== ACTIVITY ==
Output every entry exactly as written.

== SUPPLIED MATERIAL ==
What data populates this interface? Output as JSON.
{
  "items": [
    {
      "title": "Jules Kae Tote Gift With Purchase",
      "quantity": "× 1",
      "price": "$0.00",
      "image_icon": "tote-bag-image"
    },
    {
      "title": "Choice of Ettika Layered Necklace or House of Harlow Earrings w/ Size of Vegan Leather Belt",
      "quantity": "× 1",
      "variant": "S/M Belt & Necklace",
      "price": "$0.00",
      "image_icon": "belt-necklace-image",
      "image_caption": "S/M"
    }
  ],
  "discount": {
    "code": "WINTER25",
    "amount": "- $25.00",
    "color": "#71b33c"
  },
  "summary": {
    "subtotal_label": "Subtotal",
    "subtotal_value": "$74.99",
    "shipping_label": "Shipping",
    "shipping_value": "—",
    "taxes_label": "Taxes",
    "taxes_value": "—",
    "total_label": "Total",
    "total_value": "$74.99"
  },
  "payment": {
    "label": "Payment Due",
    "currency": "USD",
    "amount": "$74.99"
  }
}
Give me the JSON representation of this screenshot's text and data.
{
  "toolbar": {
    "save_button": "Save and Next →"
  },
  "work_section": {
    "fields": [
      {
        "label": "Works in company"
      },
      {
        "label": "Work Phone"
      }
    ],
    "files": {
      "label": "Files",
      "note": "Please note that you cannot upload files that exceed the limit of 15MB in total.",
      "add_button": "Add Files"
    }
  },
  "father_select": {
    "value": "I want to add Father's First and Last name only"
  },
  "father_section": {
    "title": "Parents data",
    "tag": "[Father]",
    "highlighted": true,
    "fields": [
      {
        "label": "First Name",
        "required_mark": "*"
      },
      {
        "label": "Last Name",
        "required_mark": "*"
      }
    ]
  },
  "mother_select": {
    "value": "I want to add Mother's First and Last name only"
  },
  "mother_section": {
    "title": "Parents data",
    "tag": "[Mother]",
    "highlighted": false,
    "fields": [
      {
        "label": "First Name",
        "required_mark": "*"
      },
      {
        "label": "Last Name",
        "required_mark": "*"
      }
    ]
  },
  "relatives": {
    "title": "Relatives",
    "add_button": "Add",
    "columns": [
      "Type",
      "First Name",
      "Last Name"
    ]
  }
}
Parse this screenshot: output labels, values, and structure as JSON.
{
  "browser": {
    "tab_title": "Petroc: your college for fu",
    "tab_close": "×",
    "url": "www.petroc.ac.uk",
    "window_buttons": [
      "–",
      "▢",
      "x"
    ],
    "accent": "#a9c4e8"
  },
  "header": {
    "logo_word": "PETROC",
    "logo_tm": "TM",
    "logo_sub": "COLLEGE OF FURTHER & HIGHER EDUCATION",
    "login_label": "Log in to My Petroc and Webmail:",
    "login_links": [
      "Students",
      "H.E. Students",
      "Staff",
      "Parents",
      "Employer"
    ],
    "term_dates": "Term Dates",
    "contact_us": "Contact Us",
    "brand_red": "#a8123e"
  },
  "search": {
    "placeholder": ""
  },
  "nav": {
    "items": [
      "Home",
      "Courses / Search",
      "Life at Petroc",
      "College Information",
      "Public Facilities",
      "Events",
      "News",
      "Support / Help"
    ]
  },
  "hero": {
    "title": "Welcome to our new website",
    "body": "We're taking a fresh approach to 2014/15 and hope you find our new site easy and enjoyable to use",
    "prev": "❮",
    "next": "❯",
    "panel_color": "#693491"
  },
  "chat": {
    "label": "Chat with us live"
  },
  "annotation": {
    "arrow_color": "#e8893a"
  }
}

== ANSWER BOX ==
What data populates this interface? Output as JSON.
{
  "items": [
    {
      "title": "Jules Kae Tote Gift With Purchase",
      "quantity": "× 1",
      "price": "$0.00",
      "image_icon": "tote-bag-image"
    },
    {
      "title": "Choice of Ettika Layered Necklace or House of Harlow Earrings w/ Size of Vegan Leather Belt",
      "quantity": "× 1",
      "variant": "S/M Belt & Necklace",
      "price": "$0.00",
      "image_icon": "belt-necklace-image",
      "image_caption": "S/M"
    }
  ],
  "discount": {
    "code": "WINTER25",
    "amount": "- $25.00",
    "color": "#71b33c"
  },
  "summary": {
    "subtotal_label": "Subtotal",
    "subtotal_value": "$74.99",
    "shipping_label": "Shipping",
    "shipping_value": "—",
    "taxes_label": "Taxes",
    "taxes_value": "—",
    "total_label": "Total",
    "total_value": "$74.99"
  },
  "payment": {
    "label": "Payment Due",
    "currency": "USD",
    "amount": "$74.99"
  }
}
Give me the JSON representation of this screenshot's text and data.
{
  "toolbar": {
    "save_button": "Save and Next →"
  },
  "work_section": {
    "fields": [
      {
        "label": "Works in company"
      },
      {
        "label": "Work Phone"
      }
    ],
    "files": {
      "label": "Files",
      "note": "Please note that you cannot upload files that exceed the limit of 15MB in total.",
      "add_button": "Add Files"
    }
  },
  "father_select": {
    "value": "I want to add Father's First and Last name only"
  },
  "father_section": {
    "title": "Parents data",
    "tag": "[Father]",
    "highlighted": true,
    "fields": [
      {
        "label": "First Name",
        "required_mark": "*"
      },
      {
        "label": "Last Name",
        "required_mark": "*"
      }
    ]
  },
  "mother_select": {
    "value": "I want to add Mother's First and Last name only"
  },
  "mother_section": {
    "title": "Parents data",
    "tag": "[Mother]",
    "highlighted": false,
    "fields": [
      {
        "label": "First Name",
        "required_mark": "*"
      },
      {
        "label": "Last Name",
        "required_mark": "*"
      }
    ]
  },
  "relatives": {
    "title": "Relatives",
    "add_button": "Add",
    "columns": [
      "Type",
      "First Name",
      "Last Name"
    ]
  }
}
Parse this screenshot: output labels, values, and structure as JSON.
{
  "browser": {
    "tab_title": "Petroc: your college for fu",
    "tab_close": "×",
    "url": "www.petroc.ac.uk",
    "window_buttons": [
      "–",
      "▢",
      "x"
    ],
    "accent": "#a9c4e8"
  },
  "header": {
    "logo_word": "PETROC",
    "logo_tm": "TM",
    "logo_sub": "COLLEGE OF FURTHER & HIGHER EDUCATION",
    "login_label": "Log in to My Petroc and Webmail:",
    "login_links": [
      "Students",
      "H.E. Students",
      "Staff",
      "Parents",
      "Employer"
    ],
    "term_dates": "Term Dates",
    "contact_us": "Contact Us",
    "brand_red": "#a8123e"
  },
  "search": {
    "placeholder": ""
  },
  "nav": {
    "items": [
      "Home",
      "Courses / Search",
      "Life at Petroc",
      "College Information",
      "Public Facilities",
      "Events",
      "News",
      "Support / Help"
    ]
  },
  "hero": {
    "title": "Welcome to our new website",
    "body": "We're taking a fresh approach to 2014/15 and hope you find our new site easy and enjoyable to use",
    "prev": "❮",
    "next": "❯",
    "panel_color": "#693491"
  },
  "chat": {
    "label": "Chat with us live"
  },
  "annotation": {
    "arrow_color": "#e8893a"
  }
}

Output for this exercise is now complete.